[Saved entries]
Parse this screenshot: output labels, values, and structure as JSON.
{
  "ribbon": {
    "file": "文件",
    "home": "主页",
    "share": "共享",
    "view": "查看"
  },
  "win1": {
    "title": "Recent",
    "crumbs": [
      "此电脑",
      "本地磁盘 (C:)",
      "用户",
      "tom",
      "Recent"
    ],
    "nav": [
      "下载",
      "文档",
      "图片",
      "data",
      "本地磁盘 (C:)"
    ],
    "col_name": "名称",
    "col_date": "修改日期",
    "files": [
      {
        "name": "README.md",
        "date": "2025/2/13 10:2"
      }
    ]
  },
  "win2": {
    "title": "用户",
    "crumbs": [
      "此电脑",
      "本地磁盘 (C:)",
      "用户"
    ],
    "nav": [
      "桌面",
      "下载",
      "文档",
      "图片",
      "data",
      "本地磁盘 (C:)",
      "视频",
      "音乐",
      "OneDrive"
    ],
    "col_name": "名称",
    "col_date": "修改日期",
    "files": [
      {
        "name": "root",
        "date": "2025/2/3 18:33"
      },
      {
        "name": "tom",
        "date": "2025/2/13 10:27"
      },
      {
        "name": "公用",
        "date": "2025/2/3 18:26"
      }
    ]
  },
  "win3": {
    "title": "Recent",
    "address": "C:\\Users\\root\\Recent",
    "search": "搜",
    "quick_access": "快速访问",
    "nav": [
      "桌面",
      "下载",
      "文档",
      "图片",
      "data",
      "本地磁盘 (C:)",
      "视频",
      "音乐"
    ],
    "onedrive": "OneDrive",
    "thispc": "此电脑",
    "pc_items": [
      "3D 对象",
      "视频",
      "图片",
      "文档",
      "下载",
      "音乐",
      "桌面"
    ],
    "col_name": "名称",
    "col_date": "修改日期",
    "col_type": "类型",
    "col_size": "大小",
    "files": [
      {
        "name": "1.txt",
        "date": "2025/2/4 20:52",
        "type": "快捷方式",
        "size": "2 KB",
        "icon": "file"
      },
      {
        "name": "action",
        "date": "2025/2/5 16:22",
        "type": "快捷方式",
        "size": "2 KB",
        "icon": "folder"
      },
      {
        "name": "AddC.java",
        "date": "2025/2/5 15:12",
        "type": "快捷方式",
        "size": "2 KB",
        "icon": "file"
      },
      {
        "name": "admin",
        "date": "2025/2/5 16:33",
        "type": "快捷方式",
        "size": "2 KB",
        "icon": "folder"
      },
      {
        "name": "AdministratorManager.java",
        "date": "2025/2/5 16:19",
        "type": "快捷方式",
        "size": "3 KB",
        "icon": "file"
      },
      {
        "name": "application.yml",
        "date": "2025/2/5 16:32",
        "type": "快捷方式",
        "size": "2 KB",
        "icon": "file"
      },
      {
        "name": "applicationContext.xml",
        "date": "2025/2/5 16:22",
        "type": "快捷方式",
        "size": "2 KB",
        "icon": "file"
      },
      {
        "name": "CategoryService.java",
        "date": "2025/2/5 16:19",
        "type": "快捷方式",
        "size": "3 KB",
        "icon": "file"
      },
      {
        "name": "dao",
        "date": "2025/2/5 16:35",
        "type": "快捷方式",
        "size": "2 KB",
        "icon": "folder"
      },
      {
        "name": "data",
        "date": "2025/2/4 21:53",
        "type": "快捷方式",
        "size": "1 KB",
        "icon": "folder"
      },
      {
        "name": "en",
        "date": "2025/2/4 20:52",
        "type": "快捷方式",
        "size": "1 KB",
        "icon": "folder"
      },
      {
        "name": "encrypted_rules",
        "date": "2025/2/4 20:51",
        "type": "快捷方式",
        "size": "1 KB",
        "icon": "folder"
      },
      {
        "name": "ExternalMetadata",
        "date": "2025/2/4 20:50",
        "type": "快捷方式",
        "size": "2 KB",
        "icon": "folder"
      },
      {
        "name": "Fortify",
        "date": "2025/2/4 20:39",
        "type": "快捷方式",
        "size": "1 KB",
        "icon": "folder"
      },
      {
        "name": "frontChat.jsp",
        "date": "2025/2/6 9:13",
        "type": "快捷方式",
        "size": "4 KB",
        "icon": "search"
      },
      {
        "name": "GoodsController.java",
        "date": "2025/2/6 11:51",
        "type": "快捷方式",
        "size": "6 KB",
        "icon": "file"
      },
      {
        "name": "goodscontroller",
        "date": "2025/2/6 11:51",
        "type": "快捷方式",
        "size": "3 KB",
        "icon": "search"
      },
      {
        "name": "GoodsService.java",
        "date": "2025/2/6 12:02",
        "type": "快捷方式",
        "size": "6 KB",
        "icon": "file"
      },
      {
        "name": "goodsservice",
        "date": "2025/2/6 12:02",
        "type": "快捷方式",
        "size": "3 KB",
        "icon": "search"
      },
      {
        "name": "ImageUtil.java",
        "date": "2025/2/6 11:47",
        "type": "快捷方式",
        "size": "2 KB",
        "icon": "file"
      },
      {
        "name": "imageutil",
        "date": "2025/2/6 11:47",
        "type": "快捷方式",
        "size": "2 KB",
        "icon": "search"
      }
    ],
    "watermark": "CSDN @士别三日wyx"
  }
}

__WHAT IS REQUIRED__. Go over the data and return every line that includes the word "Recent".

__RESULT__.
    "title": "Recent",
      "Recent"
    "title": "Recent",
    "address": "C:\\Users\\root\\Recent",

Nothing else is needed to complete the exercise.